Ok, I have to reprint the this paragraph from the novel:
“First MJ sold online the few really valuable books we had: a nearly fine first American edition of Naked Lunch (the Paris edition, published by Olympia was worth much more); a nice if slightly too-loved set of Narnia firsts; several good-to-fair Jim Thompson paperbacks (The Alcoholics, A Hell of A Woman, Savage Night), which I had spotted in someone’s dead uncle’s carton and acquired for the shop but couldn’t afford for myself); the less rare 1935 edition of Seven Pillars of Wisdom by T. E. Lawrence; Casanova’s Memoirs in six water-stained volumes; a paperback original, in fair condition, of Flow My Tears, The Policeman Said by Philip K. Dick. Then she tried to unload the rest of her stock wholesale to another dealer but got nowhere. Then she tried donating them to the library for a write-off, but even they wouldn’t take the paperbacks. Finally, we snuck over to our local branch in the dead of night, MJ driving her wagon and Milo and I riding along, dressed in dark clothing. We abandoned the thousands of orphaned books on the library’s back steps and raced off, as if dumping a murder victim, wine bottles and salvaged poetry rolling around in the back.”

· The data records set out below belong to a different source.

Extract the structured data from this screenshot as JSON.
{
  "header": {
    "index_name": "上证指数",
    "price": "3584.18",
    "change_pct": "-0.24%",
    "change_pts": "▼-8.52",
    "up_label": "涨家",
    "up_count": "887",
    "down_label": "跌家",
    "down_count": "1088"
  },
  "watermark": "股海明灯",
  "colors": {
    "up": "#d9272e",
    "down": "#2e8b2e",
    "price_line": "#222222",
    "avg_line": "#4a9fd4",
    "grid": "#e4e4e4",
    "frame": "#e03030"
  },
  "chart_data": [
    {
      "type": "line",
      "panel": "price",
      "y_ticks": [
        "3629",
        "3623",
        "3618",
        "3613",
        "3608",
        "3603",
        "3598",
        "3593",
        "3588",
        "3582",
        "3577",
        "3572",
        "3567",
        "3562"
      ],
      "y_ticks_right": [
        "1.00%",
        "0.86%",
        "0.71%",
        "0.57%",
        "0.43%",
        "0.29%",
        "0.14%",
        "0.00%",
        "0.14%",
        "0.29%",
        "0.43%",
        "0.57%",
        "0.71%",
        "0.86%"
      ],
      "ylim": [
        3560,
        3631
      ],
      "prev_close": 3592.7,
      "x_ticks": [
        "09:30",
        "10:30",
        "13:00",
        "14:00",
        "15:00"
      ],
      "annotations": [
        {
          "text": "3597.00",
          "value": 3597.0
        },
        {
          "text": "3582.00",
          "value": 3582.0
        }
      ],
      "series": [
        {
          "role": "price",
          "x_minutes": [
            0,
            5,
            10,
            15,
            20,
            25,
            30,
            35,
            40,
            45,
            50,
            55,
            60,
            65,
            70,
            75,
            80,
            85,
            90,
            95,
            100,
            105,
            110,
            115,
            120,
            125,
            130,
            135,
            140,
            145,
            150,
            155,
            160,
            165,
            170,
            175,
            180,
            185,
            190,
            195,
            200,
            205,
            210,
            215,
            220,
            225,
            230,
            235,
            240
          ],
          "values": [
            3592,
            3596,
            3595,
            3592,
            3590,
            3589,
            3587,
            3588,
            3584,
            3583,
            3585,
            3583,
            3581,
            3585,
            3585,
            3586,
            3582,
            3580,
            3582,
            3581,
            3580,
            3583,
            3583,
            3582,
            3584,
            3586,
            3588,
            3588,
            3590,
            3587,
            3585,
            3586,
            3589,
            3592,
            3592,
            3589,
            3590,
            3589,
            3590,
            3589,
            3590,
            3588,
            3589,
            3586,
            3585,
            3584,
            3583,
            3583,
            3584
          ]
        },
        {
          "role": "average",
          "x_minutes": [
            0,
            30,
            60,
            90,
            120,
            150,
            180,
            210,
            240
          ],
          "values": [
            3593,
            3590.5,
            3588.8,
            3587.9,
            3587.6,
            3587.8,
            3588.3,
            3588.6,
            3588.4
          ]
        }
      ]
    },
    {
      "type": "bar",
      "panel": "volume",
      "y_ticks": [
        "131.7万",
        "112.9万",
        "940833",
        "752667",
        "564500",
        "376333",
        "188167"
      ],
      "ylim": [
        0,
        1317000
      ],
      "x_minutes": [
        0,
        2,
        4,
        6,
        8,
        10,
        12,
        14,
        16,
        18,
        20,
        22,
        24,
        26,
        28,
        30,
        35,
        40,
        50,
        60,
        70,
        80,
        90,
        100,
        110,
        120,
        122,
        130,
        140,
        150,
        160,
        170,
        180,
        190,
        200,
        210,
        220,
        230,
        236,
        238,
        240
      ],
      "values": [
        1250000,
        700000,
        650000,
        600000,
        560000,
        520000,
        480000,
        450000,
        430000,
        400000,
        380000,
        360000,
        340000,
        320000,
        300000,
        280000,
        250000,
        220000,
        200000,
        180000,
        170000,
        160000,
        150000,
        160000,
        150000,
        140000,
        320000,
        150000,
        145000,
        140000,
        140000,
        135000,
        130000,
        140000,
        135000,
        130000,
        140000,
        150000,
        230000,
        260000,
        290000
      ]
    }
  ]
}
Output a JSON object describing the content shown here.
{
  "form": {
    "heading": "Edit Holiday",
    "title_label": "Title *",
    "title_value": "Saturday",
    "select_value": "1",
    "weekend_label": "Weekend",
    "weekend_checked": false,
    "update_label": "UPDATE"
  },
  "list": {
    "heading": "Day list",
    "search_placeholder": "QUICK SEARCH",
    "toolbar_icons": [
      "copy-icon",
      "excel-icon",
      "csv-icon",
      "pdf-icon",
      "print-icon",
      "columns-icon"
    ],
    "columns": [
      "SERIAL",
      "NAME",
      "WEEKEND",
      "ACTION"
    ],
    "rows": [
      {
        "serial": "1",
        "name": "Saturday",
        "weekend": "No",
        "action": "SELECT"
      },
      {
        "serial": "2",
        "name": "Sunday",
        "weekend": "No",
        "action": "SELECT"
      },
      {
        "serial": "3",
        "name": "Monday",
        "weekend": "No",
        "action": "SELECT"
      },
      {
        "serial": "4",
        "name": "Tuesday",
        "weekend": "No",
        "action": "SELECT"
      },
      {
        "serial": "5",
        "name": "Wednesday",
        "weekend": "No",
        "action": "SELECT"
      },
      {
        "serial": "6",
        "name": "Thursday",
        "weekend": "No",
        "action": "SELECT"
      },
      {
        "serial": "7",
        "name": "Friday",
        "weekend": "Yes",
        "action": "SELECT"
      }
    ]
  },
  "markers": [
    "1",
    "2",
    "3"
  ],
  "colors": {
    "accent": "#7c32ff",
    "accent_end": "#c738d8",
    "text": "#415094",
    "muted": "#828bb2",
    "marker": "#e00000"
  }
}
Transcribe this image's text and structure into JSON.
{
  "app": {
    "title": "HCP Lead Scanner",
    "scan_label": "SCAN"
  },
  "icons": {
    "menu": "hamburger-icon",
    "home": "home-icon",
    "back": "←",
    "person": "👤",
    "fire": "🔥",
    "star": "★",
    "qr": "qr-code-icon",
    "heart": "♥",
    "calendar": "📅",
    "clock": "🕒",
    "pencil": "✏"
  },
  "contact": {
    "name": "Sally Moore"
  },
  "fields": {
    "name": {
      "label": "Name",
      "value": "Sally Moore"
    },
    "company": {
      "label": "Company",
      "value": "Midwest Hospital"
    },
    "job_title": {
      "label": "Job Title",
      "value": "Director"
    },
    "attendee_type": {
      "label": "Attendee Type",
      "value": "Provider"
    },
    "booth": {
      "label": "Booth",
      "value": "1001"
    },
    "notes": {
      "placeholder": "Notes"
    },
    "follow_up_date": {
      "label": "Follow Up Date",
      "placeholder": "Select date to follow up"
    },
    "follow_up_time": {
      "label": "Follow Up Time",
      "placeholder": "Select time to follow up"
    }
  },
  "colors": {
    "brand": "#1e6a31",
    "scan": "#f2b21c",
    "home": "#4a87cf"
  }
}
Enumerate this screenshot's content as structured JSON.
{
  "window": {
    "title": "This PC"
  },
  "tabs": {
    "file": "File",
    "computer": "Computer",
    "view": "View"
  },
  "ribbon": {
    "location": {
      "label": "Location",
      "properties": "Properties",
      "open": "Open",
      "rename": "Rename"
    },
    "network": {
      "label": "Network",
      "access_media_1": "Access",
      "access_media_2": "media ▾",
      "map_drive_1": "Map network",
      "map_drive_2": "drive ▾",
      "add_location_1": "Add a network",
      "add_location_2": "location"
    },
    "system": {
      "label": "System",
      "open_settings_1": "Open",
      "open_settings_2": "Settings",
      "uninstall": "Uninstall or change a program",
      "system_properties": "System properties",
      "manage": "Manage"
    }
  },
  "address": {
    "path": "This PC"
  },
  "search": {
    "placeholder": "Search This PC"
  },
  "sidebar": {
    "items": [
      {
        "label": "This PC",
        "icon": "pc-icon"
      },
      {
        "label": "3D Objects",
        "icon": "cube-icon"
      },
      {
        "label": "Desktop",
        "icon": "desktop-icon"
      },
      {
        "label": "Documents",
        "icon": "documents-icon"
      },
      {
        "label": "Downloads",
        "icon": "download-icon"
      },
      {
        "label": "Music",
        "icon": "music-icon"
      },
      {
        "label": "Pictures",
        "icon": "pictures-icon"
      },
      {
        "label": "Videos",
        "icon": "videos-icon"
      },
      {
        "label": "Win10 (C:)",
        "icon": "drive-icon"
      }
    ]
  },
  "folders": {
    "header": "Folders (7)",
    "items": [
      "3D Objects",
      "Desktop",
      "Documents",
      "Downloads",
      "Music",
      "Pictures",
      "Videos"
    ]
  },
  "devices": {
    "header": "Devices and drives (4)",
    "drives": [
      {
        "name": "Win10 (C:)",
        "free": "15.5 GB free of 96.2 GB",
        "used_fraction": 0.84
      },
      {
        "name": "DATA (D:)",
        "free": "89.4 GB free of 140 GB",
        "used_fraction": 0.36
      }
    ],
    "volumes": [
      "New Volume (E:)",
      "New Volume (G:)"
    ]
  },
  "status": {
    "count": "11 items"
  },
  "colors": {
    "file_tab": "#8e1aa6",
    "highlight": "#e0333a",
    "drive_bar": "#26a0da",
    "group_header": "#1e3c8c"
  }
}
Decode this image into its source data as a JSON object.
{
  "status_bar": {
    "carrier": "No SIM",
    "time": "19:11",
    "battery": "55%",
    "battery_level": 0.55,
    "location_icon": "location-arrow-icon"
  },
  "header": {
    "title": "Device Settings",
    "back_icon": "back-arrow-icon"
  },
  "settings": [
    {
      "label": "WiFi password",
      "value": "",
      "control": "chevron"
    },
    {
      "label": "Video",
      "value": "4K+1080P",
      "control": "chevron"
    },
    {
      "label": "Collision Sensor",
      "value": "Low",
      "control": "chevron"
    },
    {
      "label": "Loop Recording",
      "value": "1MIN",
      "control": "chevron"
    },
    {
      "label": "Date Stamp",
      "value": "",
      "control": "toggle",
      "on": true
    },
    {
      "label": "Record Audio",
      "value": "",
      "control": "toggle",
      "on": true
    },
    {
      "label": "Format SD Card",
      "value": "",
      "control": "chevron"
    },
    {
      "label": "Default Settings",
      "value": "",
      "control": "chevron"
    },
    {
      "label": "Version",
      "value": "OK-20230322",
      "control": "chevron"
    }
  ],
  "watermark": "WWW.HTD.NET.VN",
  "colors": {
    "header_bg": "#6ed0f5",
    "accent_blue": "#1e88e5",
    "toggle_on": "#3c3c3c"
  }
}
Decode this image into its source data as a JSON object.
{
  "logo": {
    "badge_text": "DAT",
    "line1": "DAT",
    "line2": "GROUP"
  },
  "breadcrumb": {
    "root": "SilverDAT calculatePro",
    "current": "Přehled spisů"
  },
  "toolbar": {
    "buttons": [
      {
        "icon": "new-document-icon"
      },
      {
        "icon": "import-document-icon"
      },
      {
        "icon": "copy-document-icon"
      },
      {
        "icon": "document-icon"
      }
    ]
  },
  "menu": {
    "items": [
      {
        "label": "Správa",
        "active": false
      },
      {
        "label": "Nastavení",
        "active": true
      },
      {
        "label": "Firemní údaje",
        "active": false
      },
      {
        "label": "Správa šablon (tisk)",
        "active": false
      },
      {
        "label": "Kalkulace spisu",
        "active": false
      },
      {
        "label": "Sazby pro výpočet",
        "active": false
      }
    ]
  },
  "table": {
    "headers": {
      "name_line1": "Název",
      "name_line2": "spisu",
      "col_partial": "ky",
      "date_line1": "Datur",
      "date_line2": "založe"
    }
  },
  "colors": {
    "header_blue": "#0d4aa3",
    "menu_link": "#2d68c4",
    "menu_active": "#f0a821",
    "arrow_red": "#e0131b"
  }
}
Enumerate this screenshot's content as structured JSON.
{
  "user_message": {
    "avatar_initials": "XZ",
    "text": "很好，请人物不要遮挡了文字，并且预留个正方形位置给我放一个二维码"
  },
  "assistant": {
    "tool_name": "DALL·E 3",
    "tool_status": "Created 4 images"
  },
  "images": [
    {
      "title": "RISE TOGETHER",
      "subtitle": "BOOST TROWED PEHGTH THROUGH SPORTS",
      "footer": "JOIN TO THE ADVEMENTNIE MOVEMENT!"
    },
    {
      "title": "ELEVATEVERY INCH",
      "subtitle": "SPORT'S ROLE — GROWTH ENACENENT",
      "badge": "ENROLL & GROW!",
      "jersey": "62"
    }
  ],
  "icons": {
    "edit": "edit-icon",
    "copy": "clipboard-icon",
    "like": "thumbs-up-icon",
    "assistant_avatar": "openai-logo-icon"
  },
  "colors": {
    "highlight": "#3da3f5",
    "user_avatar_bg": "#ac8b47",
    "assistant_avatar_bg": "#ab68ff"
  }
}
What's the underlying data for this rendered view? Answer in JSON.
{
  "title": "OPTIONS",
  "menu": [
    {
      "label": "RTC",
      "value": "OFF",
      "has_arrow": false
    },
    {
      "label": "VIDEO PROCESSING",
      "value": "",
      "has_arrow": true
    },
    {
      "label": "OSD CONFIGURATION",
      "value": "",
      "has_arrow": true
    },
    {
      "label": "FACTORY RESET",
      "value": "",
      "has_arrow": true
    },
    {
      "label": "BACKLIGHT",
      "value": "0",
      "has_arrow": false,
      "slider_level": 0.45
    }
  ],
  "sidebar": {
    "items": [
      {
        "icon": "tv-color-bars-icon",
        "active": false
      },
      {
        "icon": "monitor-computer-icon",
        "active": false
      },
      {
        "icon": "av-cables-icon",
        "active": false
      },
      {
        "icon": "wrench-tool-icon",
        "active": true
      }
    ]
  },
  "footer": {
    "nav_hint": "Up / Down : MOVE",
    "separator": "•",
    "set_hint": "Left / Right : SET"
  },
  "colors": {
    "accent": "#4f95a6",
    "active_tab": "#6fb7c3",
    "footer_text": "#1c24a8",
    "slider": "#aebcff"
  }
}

Yep, been there, done that. I had a couple hundred hardbacks, classic authors, not run of the mill trash. I couldn’t sell them, and libraries didn’t want them. I called the ladies that run the Literacy Council, who have annual book sales, and offered the books to them. They actually came to my place. Looked the books over, then shook their heads. Even they didn’t want the stuff. I might add, I had a couple thousand comic books when I closed down. No one was buying them, either, when the store was in operation. I boxed them up, and they sit in their boxes after nearly six years. I wonder if we’re moving towards a niche market today? Kids can’t pay $4 and $5 dollars for a comic book, but would buy mine for 75 cents to a dollar, either. Grown ups with money, maybe?